> _WORK ITEM_: What follows is a set of records. Repeat them word for word.

> _INFORMATION_:
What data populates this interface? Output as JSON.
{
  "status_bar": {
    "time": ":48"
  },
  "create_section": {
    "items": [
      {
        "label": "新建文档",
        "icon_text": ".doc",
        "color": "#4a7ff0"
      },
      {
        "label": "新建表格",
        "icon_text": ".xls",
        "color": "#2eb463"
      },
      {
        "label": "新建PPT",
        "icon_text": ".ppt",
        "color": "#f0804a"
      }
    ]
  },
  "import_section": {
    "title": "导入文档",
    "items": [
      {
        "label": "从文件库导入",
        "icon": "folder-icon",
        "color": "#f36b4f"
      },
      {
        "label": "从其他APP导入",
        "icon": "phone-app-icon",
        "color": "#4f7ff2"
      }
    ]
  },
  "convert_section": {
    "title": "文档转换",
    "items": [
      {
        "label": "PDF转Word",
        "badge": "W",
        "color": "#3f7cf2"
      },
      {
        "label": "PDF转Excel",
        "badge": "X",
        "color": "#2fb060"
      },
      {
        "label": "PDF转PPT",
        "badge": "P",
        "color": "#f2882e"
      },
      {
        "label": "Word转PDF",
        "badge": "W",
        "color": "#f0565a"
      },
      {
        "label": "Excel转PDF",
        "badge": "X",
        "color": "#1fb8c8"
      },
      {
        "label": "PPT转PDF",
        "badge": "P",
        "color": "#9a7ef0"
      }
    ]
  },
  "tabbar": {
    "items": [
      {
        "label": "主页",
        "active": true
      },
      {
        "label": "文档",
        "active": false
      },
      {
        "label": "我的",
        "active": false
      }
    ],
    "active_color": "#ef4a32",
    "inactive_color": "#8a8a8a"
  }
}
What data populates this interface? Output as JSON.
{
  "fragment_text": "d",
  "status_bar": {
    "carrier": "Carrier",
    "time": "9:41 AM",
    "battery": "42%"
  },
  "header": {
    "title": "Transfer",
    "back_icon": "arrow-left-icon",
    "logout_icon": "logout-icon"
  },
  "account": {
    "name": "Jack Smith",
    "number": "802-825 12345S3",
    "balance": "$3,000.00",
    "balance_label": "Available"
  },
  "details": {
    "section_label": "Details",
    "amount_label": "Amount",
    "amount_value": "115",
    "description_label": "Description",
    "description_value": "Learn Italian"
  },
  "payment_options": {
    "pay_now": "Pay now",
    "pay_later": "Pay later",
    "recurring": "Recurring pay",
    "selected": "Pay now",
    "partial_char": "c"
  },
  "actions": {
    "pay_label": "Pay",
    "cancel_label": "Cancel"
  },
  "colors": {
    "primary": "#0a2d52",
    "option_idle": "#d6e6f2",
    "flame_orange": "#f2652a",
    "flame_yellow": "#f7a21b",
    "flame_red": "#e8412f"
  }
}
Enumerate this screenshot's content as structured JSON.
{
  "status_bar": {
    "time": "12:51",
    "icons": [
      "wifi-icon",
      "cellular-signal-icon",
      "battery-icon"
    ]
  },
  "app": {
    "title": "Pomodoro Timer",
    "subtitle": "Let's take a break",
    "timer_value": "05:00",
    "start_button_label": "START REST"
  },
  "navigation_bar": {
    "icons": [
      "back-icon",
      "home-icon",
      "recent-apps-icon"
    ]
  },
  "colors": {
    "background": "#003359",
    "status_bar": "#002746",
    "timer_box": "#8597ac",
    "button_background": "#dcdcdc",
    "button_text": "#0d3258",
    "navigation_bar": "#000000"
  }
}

> _OUTPUT OF THE TASK_:
What data populates this interface? Output as JSON.
{
  "status_bar": {
    "time": ":48"
  },
  "create_section": {
    "items": [
      {
        "label": "新建文档",
        "icon_text": ".doc",
        "color": "#4a7ff0"
      },
      {
        "label": "新建表格",
        "icon_text": ".xls",
        "color": "#2eb463"
      },
      {
        "label": "新建PPT",
        "icon_text": ".ppt",
        "color": "#f0804a"
      }
    ]
  },
  "import_section": {
    "title": "导入文档",
    "items": [
      {
        "label": "从文件库导入",
        "icon": "folder-icon",
        "color": "#f36b4f"
      },
      {
        "label": "从其他APP导入",
        "icon": "phone-app-icon",
        "color": "#4f7ff2"
      }
    ]
  },
  "convert_section": {
    "title": "文档转换",
    "items": [
      {
        "label": "PDF转Word",
        "badge": "W",
        "color": "#3f7cf2"
      },
      {
        "label": "PDF转Excel",
        "badge": "X",
        "color": "#2fb060"
      },
      {
        "label": "PDF转PPT",
        "badge": "P",
        "color": "#f2882e"
      },
      {
        "label": "Word转PDF",
        "badge": "W",
        "color": "#f0565a"
      },
      {
        "label": "Excel转PDF",
        "badge": "X",
        "color": "#1fb8c8"
      },
      {
        "label": "PPT转PDF",
        "badge": "P",
        "color": "#9a7ef0"
      }
    ]
  },
  "tabbar": {
    "items": [
      {
        "label": "主页",
        "active": true
      },
      {
        "label": "文档",
        "active": false
      },
      {
        "label": "我的",
        "active": false
      }
    ],
    "active_color": "#ef4a32",
    "inactive_color": "#8a8a8a"
  }
}
What data populates this interface? Output as JSON.
{
  "fragment_text": "d",
  "status_bar": {
    "carrier": "Carrier",
    "time": "9:41 AM",
    "battery": "42%"
  },
  "header": {
    "title": "Transfer",
    "back_icon": "arrow-left-icon",
    "logout_icon": "logout-icon"
  },
  "account": {
    "name": "Jack Smith",
    "number": "802-825 12345S3",
    "balance": "$3,000.00",
    "balance_label": "Available"
  },
  "details": {
    "section_label": "Details",
    "amount_label": "Amount",
    "amount_value": "115",
    "description_label": "Description",
    "description_value": "Learn Italian"
  },
  "payment_options": {
    "pay_now": "Pay now",
    "pay_later": "Pay later",
    "recurring": "Recurring pay",
    "selected": "Pay now",
    "partial_char": "c"
  },
  "actions": {
    "pay_label": "Pay",
    "cancel_label": "Cancel"
  },
  "colors": {
    "primary": "#0a2d52",
    "option_idle": "#d6e6f2",
    "flame_orange": "#f2652a",
    "flame_yellow": "#f7a21b",
    "flame_red": "#e8412f"
  }
}
Enumerate this screenshot's content as structured JSON.
{
  "status_bar": {
    "time": "12:51",
    "icons": [
      "wifi-icon",
      "cellular-signal-icon",
      "battery-icon"
    ]
  },
  "app": {
    "title": "Pomodoro Timer",
    "subtitle": "Let's take a break",
    "timer_value": "05:00",
    "start_button_label": "START REST"
  },
  "navigation_bar": {
    "icons": [
      "back-icon",
      "home-icon",
      "recent-apps-icon"
    ]
  },
  "colors": {
    "background": "#003359",
    "status_bar": "#002746",
    "timer_box": "#8597ac",
    "button_background": "#dcdcdc",
    "button_text": "#0d3258",
    "navigation_bar": "#000000"
  }
}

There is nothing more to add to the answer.